- claims for compensation and issues in dispute,
- stipulations of fact,
- exhibits to be marked for identification at hearing,
- names of witnesses, with summary of their anticipated testimony,
- medical records to be sent to impartial examiner accompanied by an itemized list of those records,
- disclosure questions for the impartial (not to exceed three in number),
- hypotheticals to be sent to impartial
- written objections to medicals submitted, stating reasons therefore,
- name(s) of additional physician(s) for whom, at the time of hearing, it is anticipated either party will request a deposition, and
- whether impartial examination is required.
With the administrative judge's permission, the parties may amend the memorandum at or before the hearing. Documents to be sent to the impartial physician must be submitted in duplicate and arranged in chronological order.
There are no ex parte communications. 452 CMR § 1.17. No party, or representative of a party, involved in a proceeding before an administrative judge (or Reviewing Board) may submit any information, evidence, argument, or advice, whether written or oral, regarding any matter at issue in such proceeding, unless such submission is part of the record, or made in the presence of all parties. When a party to a proceeding submits a letter or any writing to an administrative judge (or Reviewing Board), a copy shall be served by mail, or in hand, on counsel for each party or directly on each other party if not represented.
At a conference where the employee's medical condition is an issue, the parties shall also identify to the administrative judge, as part of the required memorandum, the following:
- the medical issues in dispute,
- the medical specialty of the impartial physician,
- the names of three impartial physicians the parties have agreed on, in order of preference, and
- estimated length of hearing.

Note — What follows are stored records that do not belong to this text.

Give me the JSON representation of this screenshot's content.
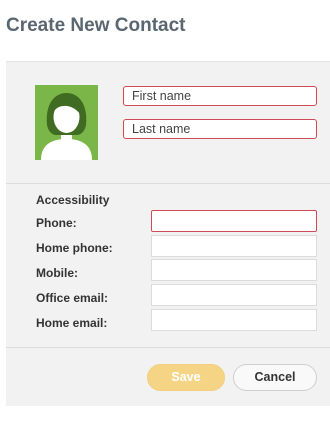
{
  "header": {
    "title": "Create New Contact"
  },
  "contact": {
    "avatar_icon": "person-silhouette-icon",
    "first_name_placeholder": "First name",
    "last_name_placeholder": "Last name"
  },
  "accessibility": {
    "section_label": "Accessibility",
    "fields": {
      "phone": {
        "label": "Phone:",
        "value": ""
      },
      "home_phone": {
        "label": "Home phone:",
        "value": ""
      },
      "mobile": {
        "label": "Mobile:",
        "value": ""
      },
      "office_email": {
        "label": "Office email:",
        "value": ""
      },
      "home_email": {
        "label": "Home email:",
        "value": ""
      }
    }
  },
  "actions": {
    "save_label": "Save",
    "cancel_label": "Cancel"
  },
  "colors": {
    "title": "#5b6770",
    "panel_bg": "#f2f2f2",
    "avatar_bg": "#7ab648",
    "required_border": "#d04b56",
    "save_button": "#f6d485"
  }
}
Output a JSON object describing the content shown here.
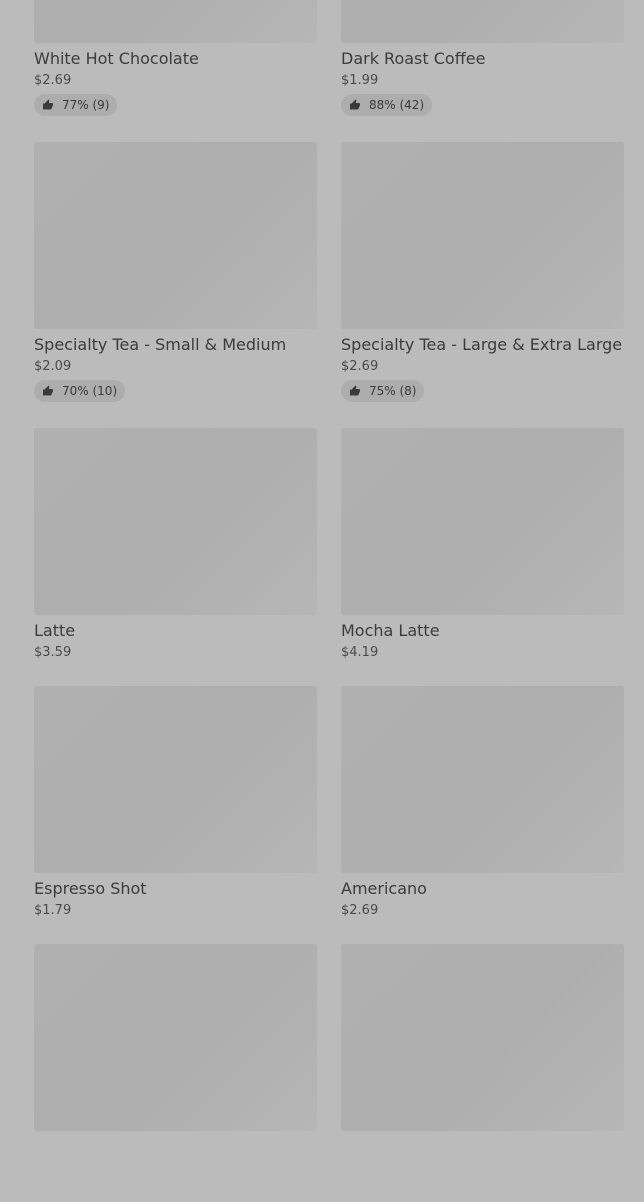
{
  "rows": [
    [
      {
        "name": "White Hot Chocolate",
        "price": "$2.69",
        "rating": "77% (9)"
      },
      {
        "name": "Dark Roast Coffee",
        "price": "$1.99",
        "rating": "88% (42)"
      }
    ],
    [
      {
        "name": "Specialty Tea - Small & Medium",
        "price": "$2.09",
        "rating": "70% (10)"
      },
      {
        "name": "Specialty Tea - Large & Extra Large",
        "price": "$2.69",
        "rating": "75% (8)"
      }
    ],
    [
      {
        "name": "Latte",
        "price": "$3.59"
      },
      {
        "name": "Mocha Latte",
        "price": "$4.19"
      }
    ],
    [
      {
        "name": "Espresso Shot",
        "price": "$1.79"
      },
      {
        "name": "Americano",
        "price": "$2.69"
      }
    ],
    [
      {
        "name": "",
        "price": ""
      },
      {
        "name": "",
        "price": ""
      }
    ]
  ],
  "icons": {
    "rating": "thumbs-up-icon"
  }
}
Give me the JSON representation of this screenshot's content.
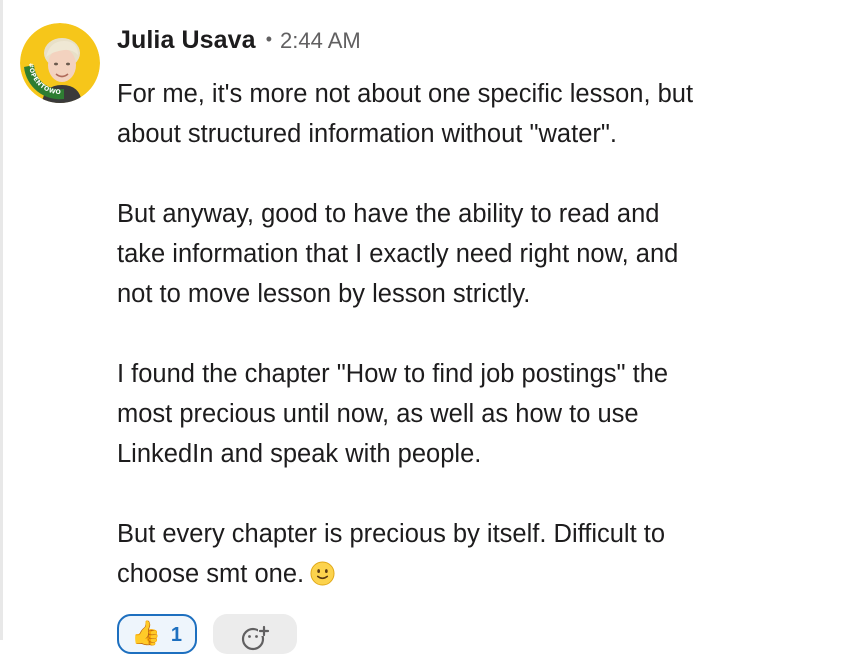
{
  "message": {
    "sender": "Julia Usava",
    "separator": "•",
    "timestamp": "2:44 AM",
    "avatar": {
      "icon": "user-avatar-opentowork",
      "badge_text": "#OPENTOWORK",
      "ring_color": "#2e7d32",
      "background_color": "#f6c61a"
    },
    "paragraphs": [
      [
        "For me, it's more not about one specific lesson, but",
        "about structured information without \"water\"."
      ],
      [
        "But anyway, good to have the ability to read and",
        "take information that I exactly need right now, and",
        "not to move lesson by lesson strictly."
      ],
      [
        "I found the chapter \"How to find job postings\" the",
        "most precious until now, as well as how to use",
        "LinkedIn and speak with people."
      ],
      [
        "But every chapter is precious by itself. Difficult to",
        "choose smt one."
      ]
    ],
    "trailing_emoji": "slightly-smiling-face"
  },
  "reactions": [
    {
      "emoji": "👍",
      "count": "1",
      "selected": true
    }
  ],
  "add_reaction": {
    "icon": "add-reaction-icon"
  },
  "colors": {
    "text": "#1d1c1d",
    "muted": "#616061",
    "accent": "#1d6fbf"
  }
}
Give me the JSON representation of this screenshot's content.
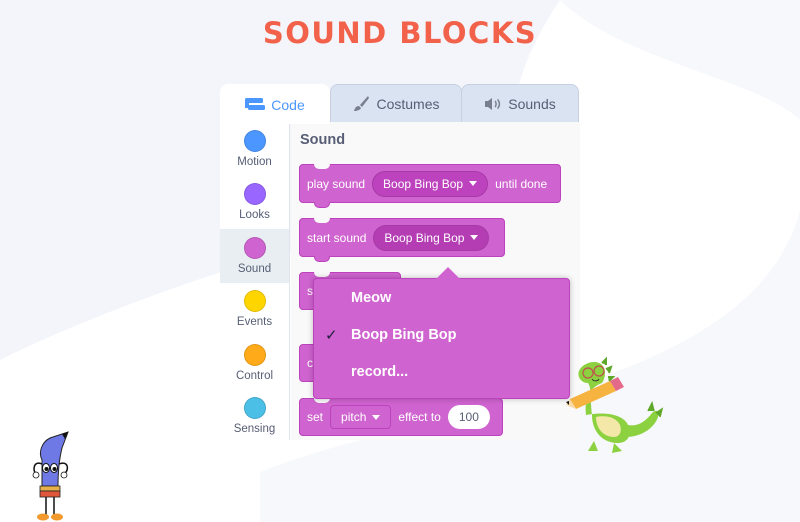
{
  "page": {
    "title": "SOUND BLOCKS"
  },
  "colors": {
    "title": "#f2624b",
    "sound_block": "#cf63cf",
    "active_tab": "#4c97ff"
  },
  "tabs": [
    {
      "label": "Code",
      "icon": "code-blocks-icon",
      "active": true
    },
    {
      "label": "Costumes",
      "icon": "paintbrush-icon",
      "active": false
    },
    {
      "label": "Sounds",
      "icon": "speaker-icon",
      "active": false
    }
  ],
  "categories": [
    {
      "label": "Motion",
      "color": "#4c97ff",
      "active": false
    },
    {
      "label": "Looks",
      "color": "#9966ff",
      "active": false
    },
    {
      "label": "Sound",
      "color": "#cf63cf",
      "active": true
    },
    {
      "label": "Events",
      "color": "#ffd500",
      "active": false
    },
    {
      "label": "Control",
      "color": "#ffab19",
      "active": false
    },
    {
      "label": "Sensing",
      "color": "#4cbfe6",
      "active": false
    }
  ],
  "palette": {
    "title": "Sound",
    "blocks": [
      {
        "prefix": "play sound",
        "menu_value": "Boop Bing Bop",
        "suffix": "until done"
      },
      {
        "prefix": "start sound",
        "menu_value": "Boop Bing Bop"
      },
      {
        "prefix": "s"
      },
      {
        "prefix": "c"
      },
      {
        "prefix": "set",
        "menu_value": "pitch",
        "middle": "effect to",
        "number_value": "100"
      }
    ]
  },
  "dropdown": {
    "items": [
      {
        "label": "Meow",
        "checked": false
      },
      {
        "label": "Boop Bing Bop",
        "checked": true
      },
      {
        "label": "record...",
        "checked": false
      }
    ],
    "check_glyph": "✓"
  }
}
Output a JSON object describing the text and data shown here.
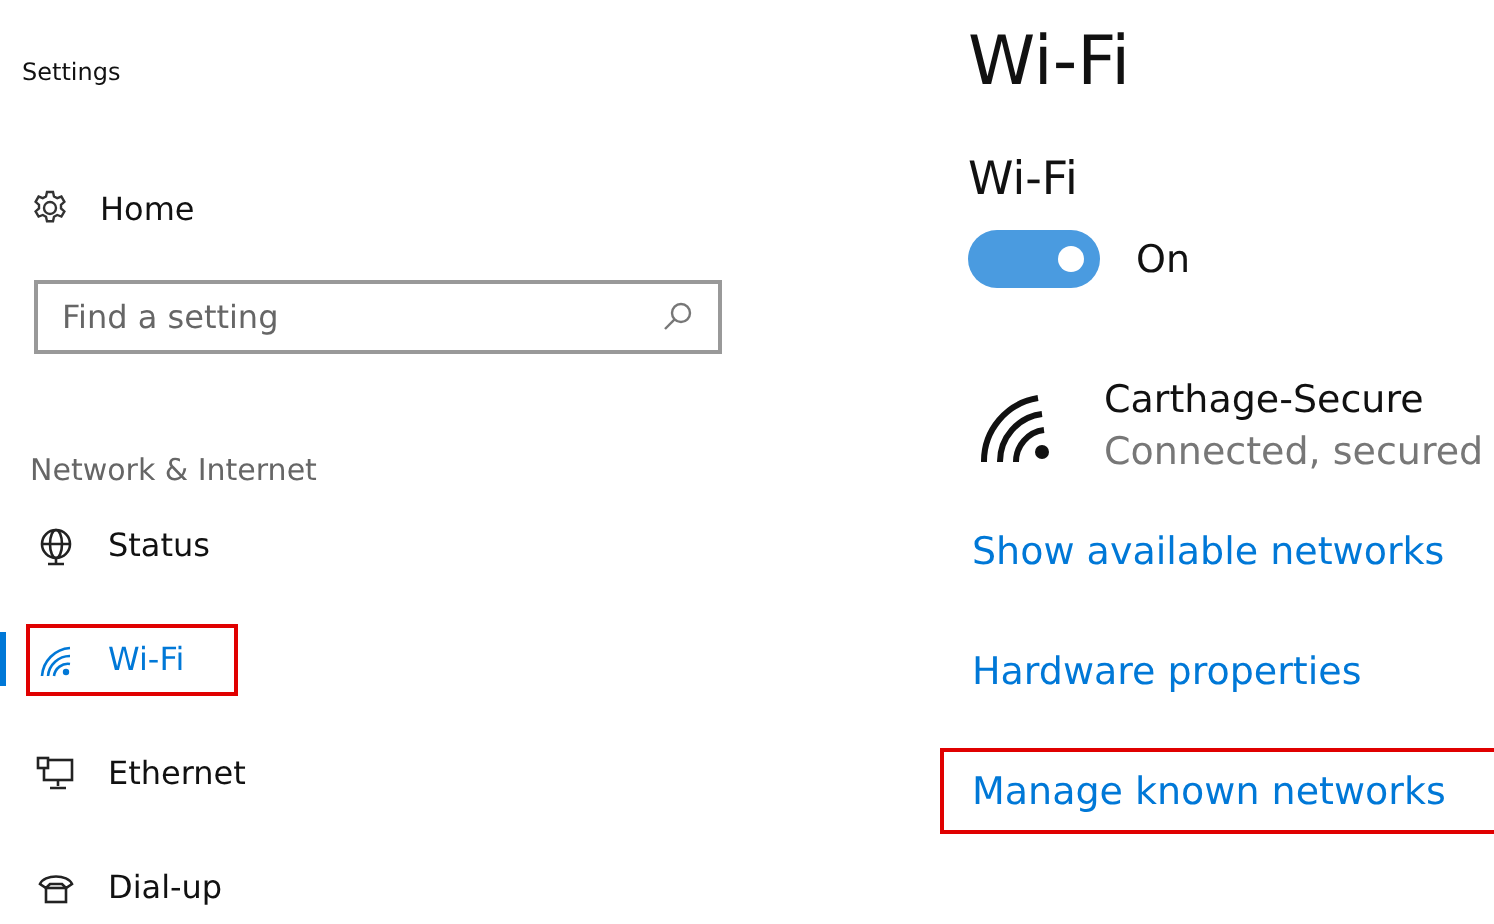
{
  "window": {
    "title": "Settings"
  },
  "home": {
    "label": "Home"
  },
  "search": {
    "placeholder": "Find a setting"
  },
  "section": "Network & Internet",
  "nav": [
    {
      "kind": "globe",
      "label": "Status",
      "selected": false,
      "highlighted": false
    },
    {
      "kind": "wifi",
      "label": "Wi-Fi",
      "selected": true,
      "highlighted": true
    },
    {
      "kind": "ethernet",
      "label": "Ethernet",
      "selected": false,
      "highlighted": false
    },
    {
      "kind": "phone",
      "label": "Dial-up",
      "selected": false,
      "highlighted": false
    }
  ],
  "page": {
    "title": "Wi-Fi",
    "subtitle": "Wi-Fi",
    "toggle": {
      "on": true,
      "label": "On"
    },
    "network": {
      "name": "Carthage-Secure",
      "status": "Connected, secured"
    },
    "links": [
      {
        "label": "Show available networks",
        "highlighted": false
      },
      {
        "label": "Hardware properties",
        "highlighted": false
      },
      {
        "label": "Manage known networks",
        "highlighted": true
      }
    ]
  }
}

Insurer defenses must either be raised at conference or waived. No other medical records will be allowed into evidence at hearing unless admitted by the administrative judge as "newly discovered evidence," or if a party files a motion to submit additional medicals on the grounds of the complexity or inadequacy of the impartial report.